■ **What is required**: Copy the following data exactly and drop the pictures.

■ **Data extracted from a collection**:

== == ==

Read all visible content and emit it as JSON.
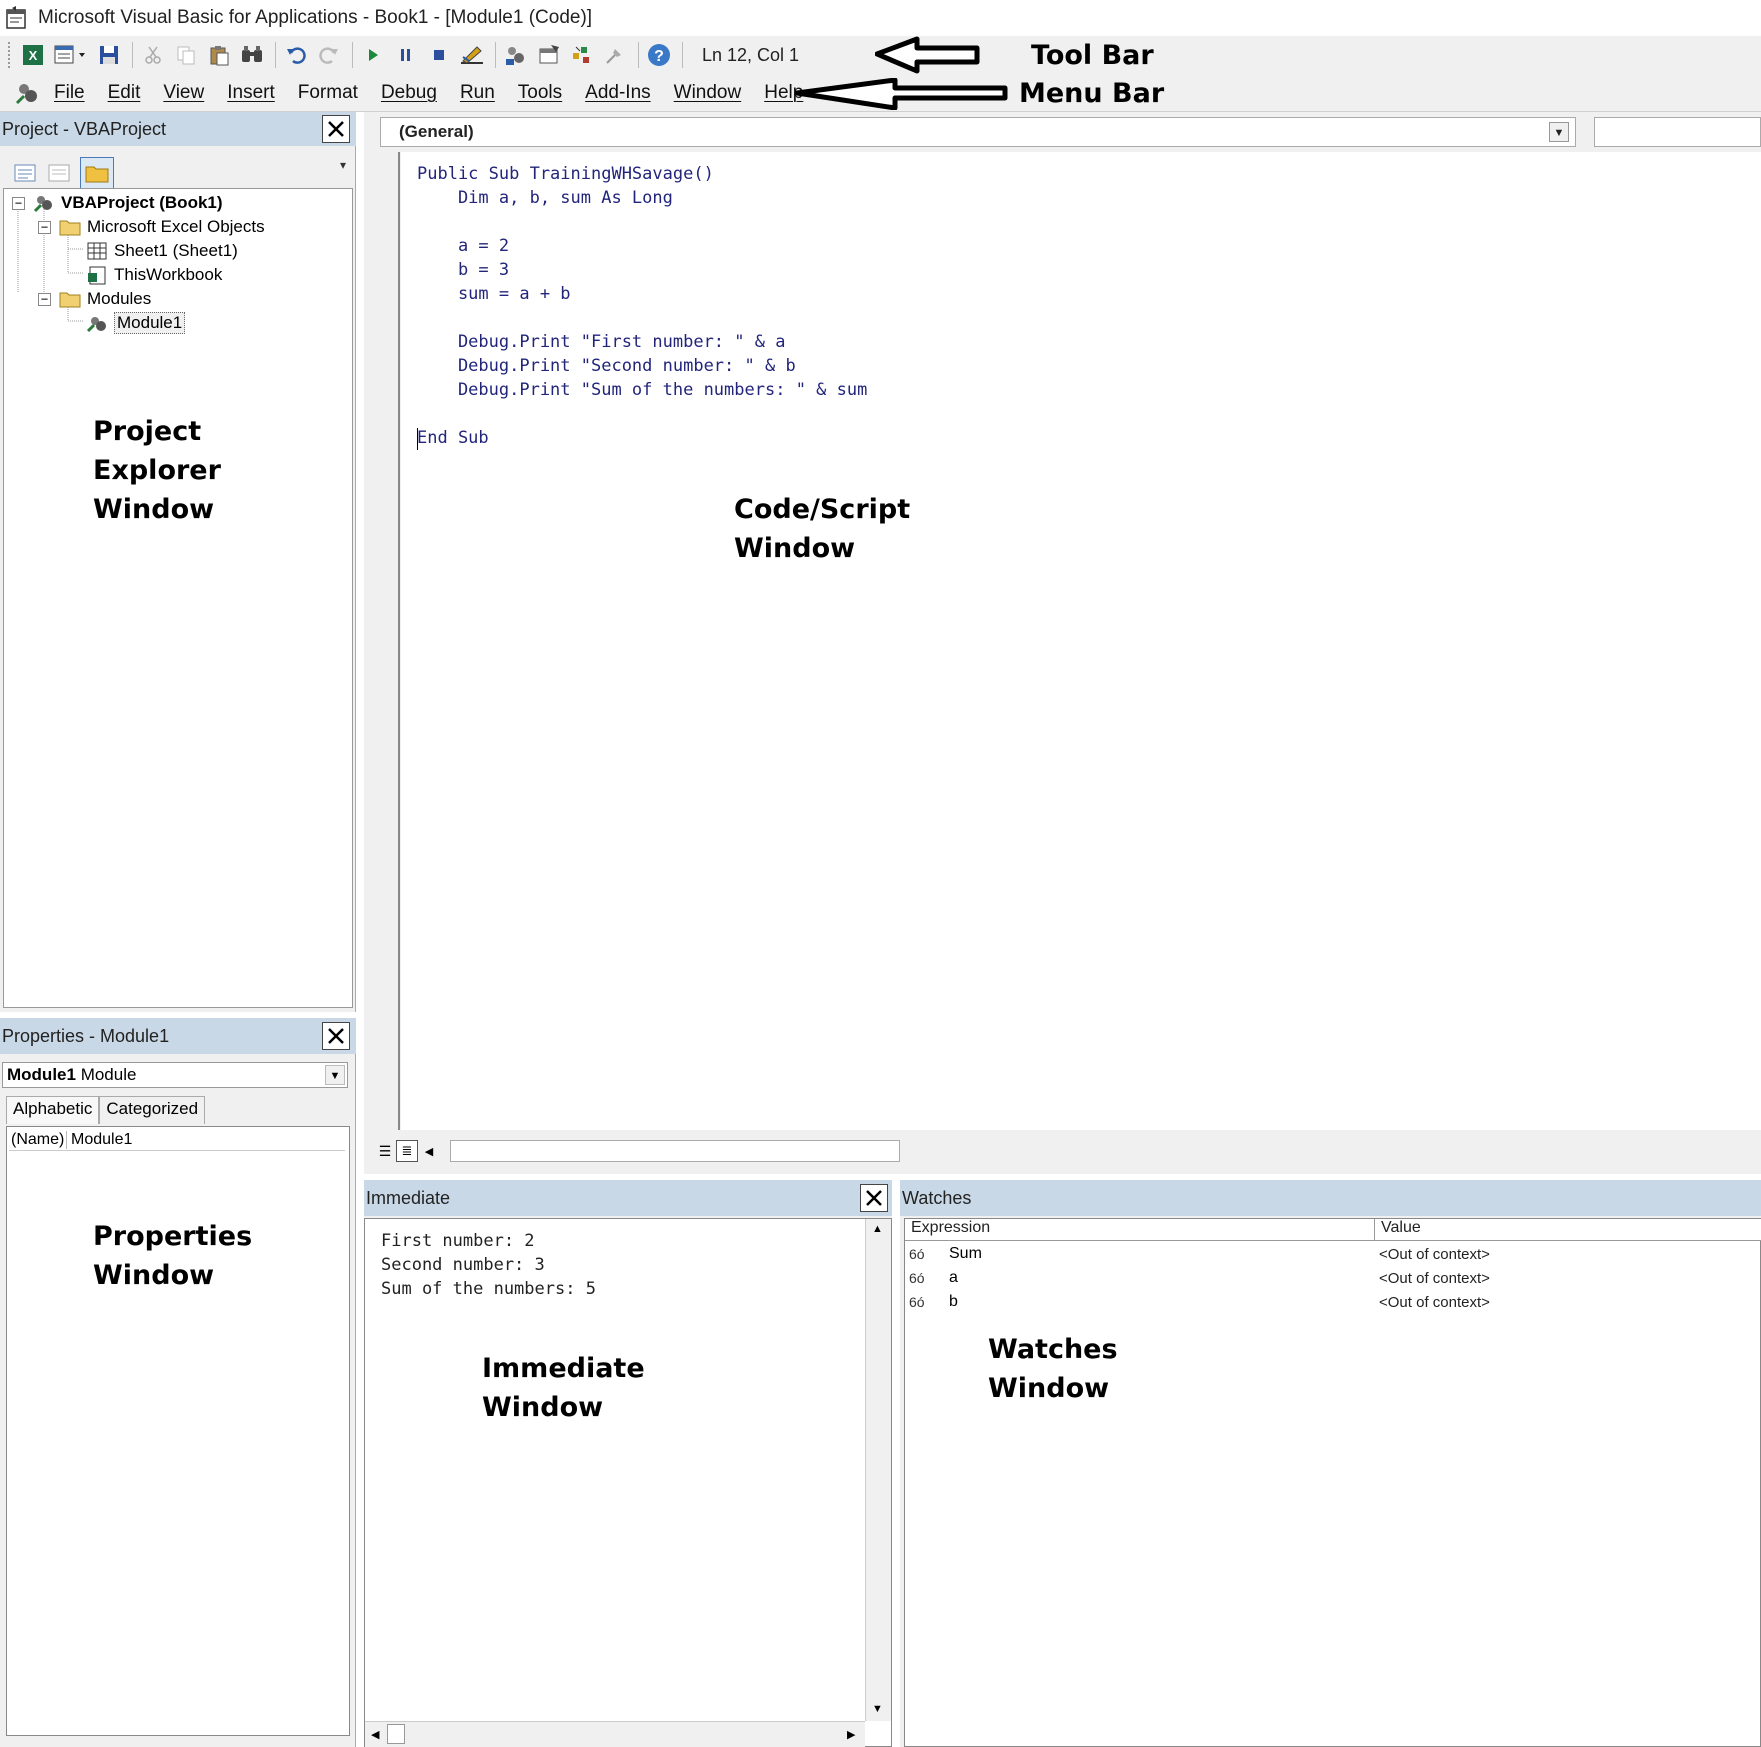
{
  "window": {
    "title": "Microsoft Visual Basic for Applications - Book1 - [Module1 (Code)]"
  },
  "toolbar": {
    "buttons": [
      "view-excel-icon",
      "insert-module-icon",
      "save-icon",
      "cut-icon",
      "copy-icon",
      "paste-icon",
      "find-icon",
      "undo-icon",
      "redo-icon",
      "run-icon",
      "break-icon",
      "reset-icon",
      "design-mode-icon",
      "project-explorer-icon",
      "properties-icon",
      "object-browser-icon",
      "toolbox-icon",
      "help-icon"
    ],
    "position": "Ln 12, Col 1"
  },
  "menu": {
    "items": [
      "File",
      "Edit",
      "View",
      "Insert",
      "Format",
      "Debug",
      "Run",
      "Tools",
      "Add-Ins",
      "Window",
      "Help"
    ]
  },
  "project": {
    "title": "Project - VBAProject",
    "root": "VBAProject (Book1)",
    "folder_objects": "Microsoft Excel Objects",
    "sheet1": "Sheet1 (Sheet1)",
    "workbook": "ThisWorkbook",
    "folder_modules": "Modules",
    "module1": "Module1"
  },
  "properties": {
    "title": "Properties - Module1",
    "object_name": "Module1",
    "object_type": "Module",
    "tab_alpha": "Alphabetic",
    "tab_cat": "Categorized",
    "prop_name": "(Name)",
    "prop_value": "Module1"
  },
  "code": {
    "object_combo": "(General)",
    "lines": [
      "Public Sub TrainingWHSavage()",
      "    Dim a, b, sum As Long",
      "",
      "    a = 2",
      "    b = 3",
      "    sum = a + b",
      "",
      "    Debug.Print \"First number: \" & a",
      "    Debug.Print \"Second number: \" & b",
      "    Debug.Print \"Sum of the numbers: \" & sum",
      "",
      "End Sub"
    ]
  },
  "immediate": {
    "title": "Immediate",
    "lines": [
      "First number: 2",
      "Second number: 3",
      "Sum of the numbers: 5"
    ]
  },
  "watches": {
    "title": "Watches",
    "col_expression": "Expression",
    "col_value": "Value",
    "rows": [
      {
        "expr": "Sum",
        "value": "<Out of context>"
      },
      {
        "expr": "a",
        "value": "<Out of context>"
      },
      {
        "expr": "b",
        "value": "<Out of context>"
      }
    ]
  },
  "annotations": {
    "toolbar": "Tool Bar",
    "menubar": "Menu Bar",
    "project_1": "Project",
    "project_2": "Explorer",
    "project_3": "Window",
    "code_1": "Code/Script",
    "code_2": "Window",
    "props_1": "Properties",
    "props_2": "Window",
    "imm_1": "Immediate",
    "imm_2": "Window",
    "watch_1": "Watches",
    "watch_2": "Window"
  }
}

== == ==

■ **The answer**:
Read all visible content and emit it as JSON.
{
  "window": {
    "title": "Microsoft Visual Basic for Applications - Book1 - [Module1 (Code)]"
  },
  "toolbar": {
    "buttons": [
      "view-excel-icon",
      "insert-module-icon",
      "save-icon",
      "cut-icon",
      "copy-icon",
      "paste-icon",
      "find-icon",
      "undo-icon",
      "redo-icon",
      "run-icon",
      "break-icon",
      "reset-icon",
      "design-mode-icon",
      "project-explorer-icon",
      "properties-icon",
      "object-browser-icon",
      "toolbox-icon",
      "help-icon"
    ],
    "position": "Ln 12, Col 1"
  },
  "menu": {
    "items": [
      "File",
      "Edit",
      "View",
      "Insert",
      "Format",
      "Debug",
      "Run",
      "Tools",
      "Add-Ins",
      "Window",
      "Help"
    ]
  },
  "project": {
    "title": "Project - VBAProject",
    "root": "VBAProject (Book1)",
    "folder_objects": "Microsoft Excel Objects",
    "sheet1": "Sheet1 (Sheet1)",
    "workbook": "ThisWorkbook",
    "folder_modules": "Modules",
    "module1": "Module1"
  },
  "properties": {
    "title": "Properties - Module1",
    "object_name": "Module1",
    "object_type": "Module",
    "tab_alpha": "Alphabetic",
    "tab_cat": "Categorized",
    "prop_name": "(Name)",
    "prop_value": "Module1"
  },
  "code": {
    "object_combo": "(General)",
    "lines": [
      "Public Sub TrainingWHSavage()",
      "    Dim a, b, sum As Long",
      "",
      "    a = 2",
      "    b = 3",
      "    sum = a + b",
      "",
      "    Debug.Print \"First number: \" & a",
      "    Debug.Print \"Second number: \" & b",
      "    Debug.Print \"Sum of the numbers: \" & sum",
      "",
      "End Sub"
    ]
  },
  "immediate": {
    "title": "Immediate",
    "lines": [
      "First number: 2",
      "Second number: 3",
      "Sum of the numbers: 5"
    ]
  },
  "watches": {
    "title": "Watches",
    "col_expression": "Expression",
    "col_value": "Value",
    "rows": [
      {
        "expr": "Sum",
        "value": "<Out of context>"
      },
      {
        "expr": "a",
        "value": "<Out of context>"
      },
      {
        "expr": "b",
        "value": "<Out of context>"
      }
    ]
  },
  "annotations": {
    "toolbar": "Tool Bar",
    "menubar": "Menu Bar",
    "project_1": "Project",
    "project_2": "Explorer",
    "project_3": "Window",
    "code_1": "Code/Script",
    "code_2": "Window",
    "props_1": "Properties",
    "props_2": "Window",
    "imm_1": "Immediate",
    "imm_2": "Window",
    "watch_1": "Watches",
    "watch_2": "Window"
  }
}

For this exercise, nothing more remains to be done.